Climate change caused by greenhouse gas emissions could cause aspen forests to largely disappear by 2050, unless something is done to combat rising global temperatures.
The aspen, an iconic tree that blankets mountain slopes in the western US, was the subject of a scientific paper that said the widespread death of aspen forests was near-certain if global warming continues at the pace it has in the last 10 years, the New York Times reported.
In the past decade, millions of aspen trees in the western US have been killed due to drought and rising temperatures that scientists attribute to climate change.
William Anderegg, a researcher at Princeton University who led study, said the aspen is a wet-loving tree that lives in a dry landscape, which appears to be getting drier.
The scientists found that if climate change is brought under control, many aspens forests would be saved.
Dr Anderegg descried how aspens die in drought conditions as being similar to a heart attack.
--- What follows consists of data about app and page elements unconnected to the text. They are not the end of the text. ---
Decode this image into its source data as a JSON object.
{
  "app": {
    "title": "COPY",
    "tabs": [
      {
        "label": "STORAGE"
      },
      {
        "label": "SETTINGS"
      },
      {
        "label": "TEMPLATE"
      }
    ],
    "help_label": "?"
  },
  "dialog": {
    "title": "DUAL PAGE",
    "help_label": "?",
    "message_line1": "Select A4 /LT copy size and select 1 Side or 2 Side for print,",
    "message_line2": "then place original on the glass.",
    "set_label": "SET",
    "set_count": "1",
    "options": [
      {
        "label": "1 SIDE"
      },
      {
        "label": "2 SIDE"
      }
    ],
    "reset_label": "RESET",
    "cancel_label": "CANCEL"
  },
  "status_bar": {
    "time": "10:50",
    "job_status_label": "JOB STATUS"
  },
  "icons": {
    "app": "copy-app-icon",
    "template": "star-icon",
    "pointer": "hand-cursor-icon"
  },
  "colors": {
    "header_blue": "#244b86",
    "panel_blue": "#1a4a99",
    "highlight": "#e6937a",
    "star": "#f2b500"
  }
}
When the ground gets too dry, air bubbles appear in the tubes that carry water throughout the tree and disrupt water transport, the Times reported.
This report on aspens is the latest showing the effects of climate change on trees across the globe. A report released two weeks ago said that the Amazon rainforest was losing its ability to fight climate change.
Follow @PaytonGuion on Twitter.
Join our new commenting forum
Join thought-provoking conversations, follow other Independent readers and see their replies